Bossier City is crafting an ordinance to regulate food trucks in the city. “We would like to see a set of reasonable regulations that address time constraints, allowable geographic locations, and proximity rules, as well as a streamlined permitting process,” said Carlotta Askew-Brown, assistant director for the Bossier City-Parish Metropolitan Planning Commission.
The MPC decided to craft an ordinance after a recent influx of requests from mobile food vendors for both permanent and temporary use approvals, with no real way to regulate them.
“With the rapid expansion of the mobile vending scene, there is an increased demand for limited space which could produce unwanted congestion, parking wars, and animosity with competing brick and mortar stakeholders as well as public health, safety and welfare,” Askew-Brown explained.
She went on to note that mobile vending has the capability of rejuvenating underutilized public spaces and an ordinance would allow mobile vendors to operate “while protecting the public health, safety and welfare of the citizens of Bossier.”
The MPC has not received any complaints or public reaction at this point.
It will eventually have a public hearing to gather input from residents, businesses and mobile food vendors to discuss ideas and best practices researched from other communities.
The ordinance is about 50 percent complete and something concrete is expected to go before the MPC for approval in roughly three months. The city has also placed a moratorium on permanent food truck requests until the MPC can solidify the ordinance.
MPC Director Sam Marsiglia told the council at its regular July 17 meeting that the office had been “inundated” with requests to locate permanently in commercial parking lots all year long. “We’re not talking about seasonal things like snow cones, fireworks, or produce,” said Marsiglia.
City Attorney Jimmy Hall said the term “food truck” is being used loosely. “A lot of these are trailers used to [haul horses] and converted to stand in the middle of the Home Depot parking lot.

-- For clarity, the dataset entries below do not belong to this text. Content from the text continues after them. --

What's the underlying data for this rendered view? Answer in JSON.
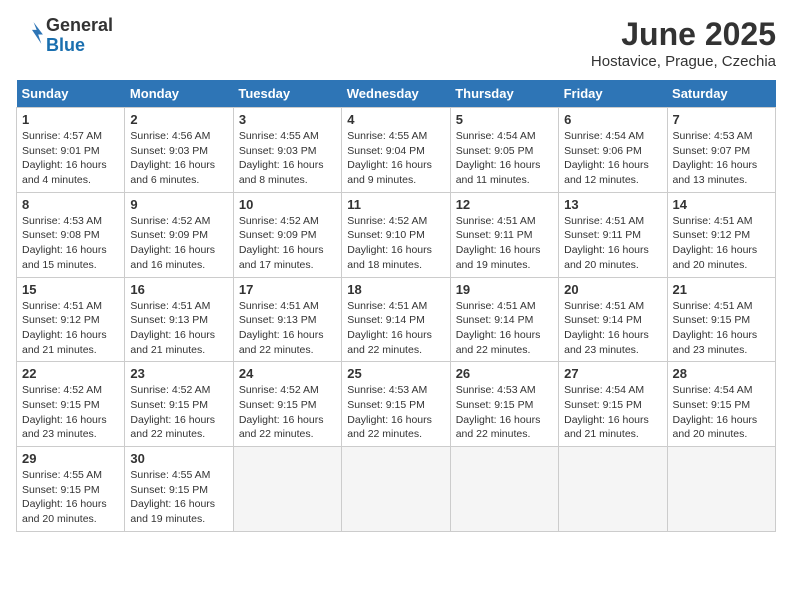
{
  "header": {
    "logo_text_general": "General",
    "logo_text_blue": "Blue",
    "month": "June 2025",
    "location": "Hostavice, Prague, Czechia"
  },
  "weekdays": [
    "Sunday",
    "Monday",
    "Tuesday",
    "Wednesday",
    "Thursday",
    "Friday",
    "Saturday"
  ],
  "weeks": [
    [
      {
        "day": "1",
        "sunrise": "4:57 AM",
        "sunset": "9:01 PM",
        "daylight": "16 hours and 4 minutes."
      },
      {
        "day": "2",
        "sunrise": "4:56 AM",
        "sunset": "9:03 PM",
        "daylight": "16 hours and 6 minutes."
      },
      {
        "day": "3",
        "sunrise": "4:55 AM",
        "sunset": "9:03 PM",
        "daylight": "16 hours and 8 minutes."
      },
      {
        "day": "4",
        "sunrise": "4:55 AM",
        "sunset": "9:04 PM",
        "daylight": "16 hours and 9 minutes."
      },
      {
        "day": "5",
        "sunrise": "4:54 AM",
        "sunset": "9:05 PM",
        "daylight": "16 hours and 11 minutes."
      },
      {
        "day": "6",
        "sunrise": "4:54 AM",
        "sunset": "9:06 PM",
        "daylight": "16 hours and 12 minutes."
      },
      {
        "day": "7",
        "sunrise": "4:53 AM",
        "sunset": "9:07 PM",
        "daylight": "16 hours and 13 minutes."
      }
    ],
    [
      {
        "day": "8",
        "sunrise": "4:53 AM",
        "sunset": "9:08 PM",
        "daylight": "16 hours and 15 minutes."
      },
      {
        "day": "9",
        "sunrise": "4:52 AM",
        "sunset": "9:09 PM",
        "daylight": "16 hours and 16 minutes."
      },
      {
        "day": "10",
        "sunrise": "4:52 AM",
        "sunset": "9:09 PM",
        "daylight": "16 hours and 17 minutes."
      },
      {
        "day": "11",
        "sunrise": "4:52 AM",
        "sunset": "9:10 PM",
        "daylight": "16 hours and 18 minutes."
      },
      {
        "day": "12",
        "sunrise": "4:51 AM",
        "sunset": "9:11 PM",
        "daylight": "16 hours and 19 minutes."
      },
      {
        "day": "13",
        "sunrise": "4:51 AM",
        "sunset": "9:11 PM",
        "daylight": "16 hours and 20 minutes."
      },
      {
        "day": "14",
        "sunrise": "4:51 AM",
        "sunset": "9:12 PM",
        "daylight": "16 hours and 20 minutes."
      }
    ],
    [
      {
        "day": "15",
        "sunrise": "4:51 AM",
        "sunset": "9:12 PM",
        "daylight": "16 hours and 21 minutes."
      },
      {
        "day": "16",
        "sunrise": "4:51 AM",
        "sunset": "9:13 PM",
        "daylight": "16 hours and 21 minutes."
      },
      {
        "day": "17",
        "sunrise": "4:51 AM",
        "sunset": "9:13 PM",
        "daylight": "16 hours and 22 minutes."
      },
      {
        "day": "18",
        "sunrise": "4:51 AM",
        "sunset": "9:14 PM",
        "daylight": "16 hours and 22 minutes."
      },
      {
        "day": "19",
        "sunrise": "4:51 AM",
        "sunset": "9:14 PM",
        "daylight": "16 hours and 22 minutes."
      },
      {
        "day": "20",
        "sunrise": "4:51 AM",
        "sunset": "9:14 PM",
        "daylight": "16 hours and 23 minutes."
      },
      {
        "day": "21",
        "sunrise": "4:51 AM",
        "sunset": "9:15 PM",
        "daylight": "16 hours and 23 minutes."
      }
    ],
    [
      {
        "day": "22",
        "sunrise": "4:52 AM",
        "sunset": "9:15 PM",
        "daylight": "16 hours and 23 minutes."
      },
      {
        "day": "23",
        "sunrise": "4:52 AM",
        "sunset": "9:15 PM",
        "daylight": "16 hours and 22 minutes."
      },
      {
        "day": "24",
        "sunrise": "4:52 AM",
        "sunset": "9:15 PM",
        "daylight": "16 hours and 22 minutes."
      },
      {
        "day": "25",
        "sunrise": "4:53 AM",
        "sunset": "9:15 PM",
        "daylight": "16 hours and 22 minutes."
      },
      {
        "day": "26",
        "sunrise": "4:53 AM",
        "sunset": "9:15 PM",
        "daylight": "16 hours and 22 minutes."
      },
      {
        "day": "27",
        "sunrise": "4:54 AM",
        "sunset": "9:15 PM",
        "daylight": "16 hours and 21 minutes."
      },
      {
        "day": "28",
        "sunrise": "4:54 AM",
        "sunset": "9:15 PM",
        "daylight": "16 hours and 20 minutes."
      }
    ],
    [
      {
        "day": "29",
        "sunrise": "4:55 AM",
        "sunset": "9:15 PM",
        "daylight": "16 hours and 20 minutes."
      },
      {
        "day": "30",
        "sunrise": "4:55 AM",
        "sunset": "9:15 PM",
        "daylight": "16 hours and 19 minutes."
      },
      null,
      null,
      null,
      null,
      null
    ]
  ]
}
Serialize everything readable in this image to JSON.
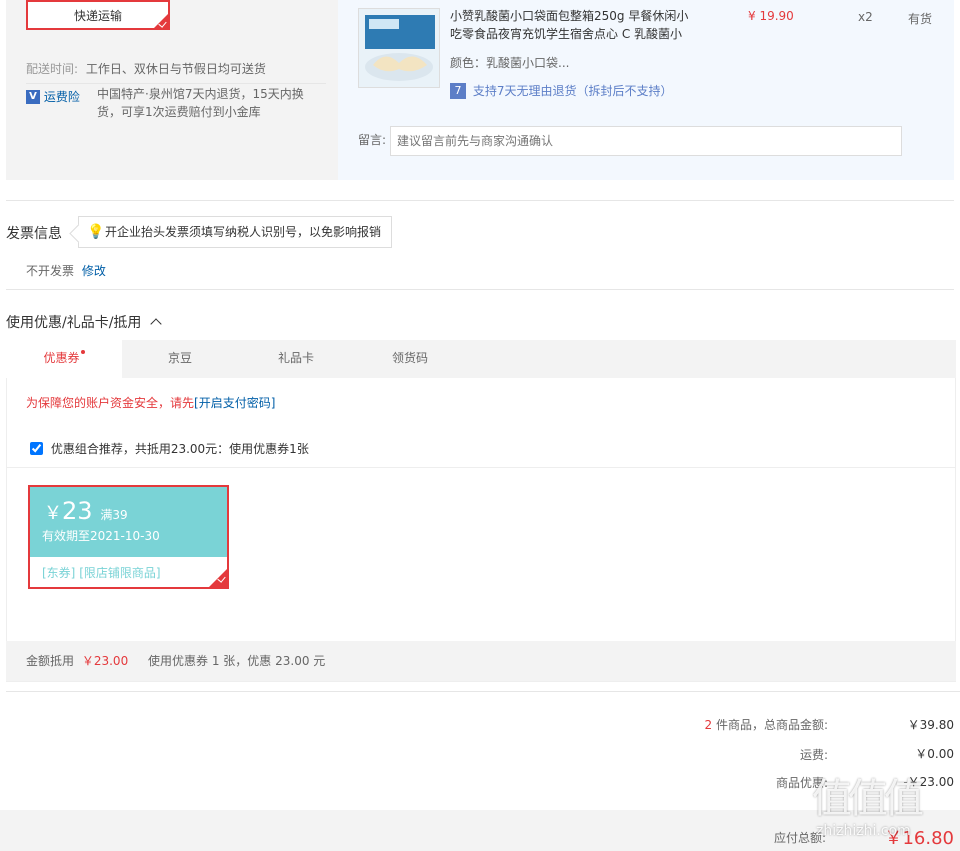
{
  "shipping": {
    "method": "快递运输",
    "delivery_label": "配送时间:",
    "delivery_value": "工作日、双休日与节假日均可送货",
    "insurance_icon": "V",
    "insurance_label": "运费险",
    "insurance_desc": "中国特产·泉州馆7天内退货，15天内换货，可享1次运费赔付到小金库"
  },
  "product": {
    "title": "小赞乳酸菌小口袋面包整箱250g 早餐休闲小吃零食品夜宵充饥学生宿舍点心 C 乳酸菌小",
    "price": "¥ 19.90",
    "qty": "x2",
    "stock": "有货",
    "color": "颜色：乳酸菌小口袋...",
    "return_icon": "7",
    "return_policy": "支持7天无理由退货（拆封后不支持）",
    "message_label": "留言:",
    "message_placeholder": "建议留言前先与商家沟通确认"
  },
  "invoice": {
    "title": "发票信息",
    "tip": "开企业抬头发票须填写纳税人识别号，以免影响报销",
    "status": "不开发票",
    "edit": "修改"
  },
  "discount": {
    "title": "使用优惠/礼品卡/抵用",
    "tabs": [
      "优惠券",
      "京豆",
      "礼品卡",
      "领货码"
    ],
    "security_prefix": "为保障您的账户资金安全，请先",
    "security_link": "[开启支付密码]",
    "combo_label": "优惠组合推荐，共抵用23.00元：使用优惠券1张",
    "coupon": {
      "currency": "￥",
      "amount": "23",
      "threshold": "满39",
      "expiry": "有效期至2021-10-30",
      "tag1": "[东券]",
      "tag2": "[限店铺限商品]"
    },
    "summary_label": "金额抵用",
    "summary_amount": "￥23.00",
    "summary_desc": "使用优惠券 1 张，优惠 23.00 元"
  },
  "totals": {
    "count": "2",
    "count_label": "件商品，总商品金额:",
    "count_value": "￥39.80",
    "shipping_label": "运费:",
    "shipping_value": "￥0.00",
    "discount_label": "商品优惠:",
    "discount_value": "-￥23.00",
    "payable_label": "应付总额:",
    "payable_value": "￥16.80"
  },
  "watermark": "值值值",
  "watermark_site": "zhizhizhi.com",
  "colors": {
    "accent": "#e4393c",
    "link": "#005ea7",
    "coupon": "#7ad3d6"
  }
}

It’s not what you’d see in bigger cities with mobile vehicles with a full kitchen,” said Hall.
Vendors need a certificate of occupancy and vendor’s licenses to locate on commercial property. This can be issued up to 10 days, anything longer goes before MPC for approval.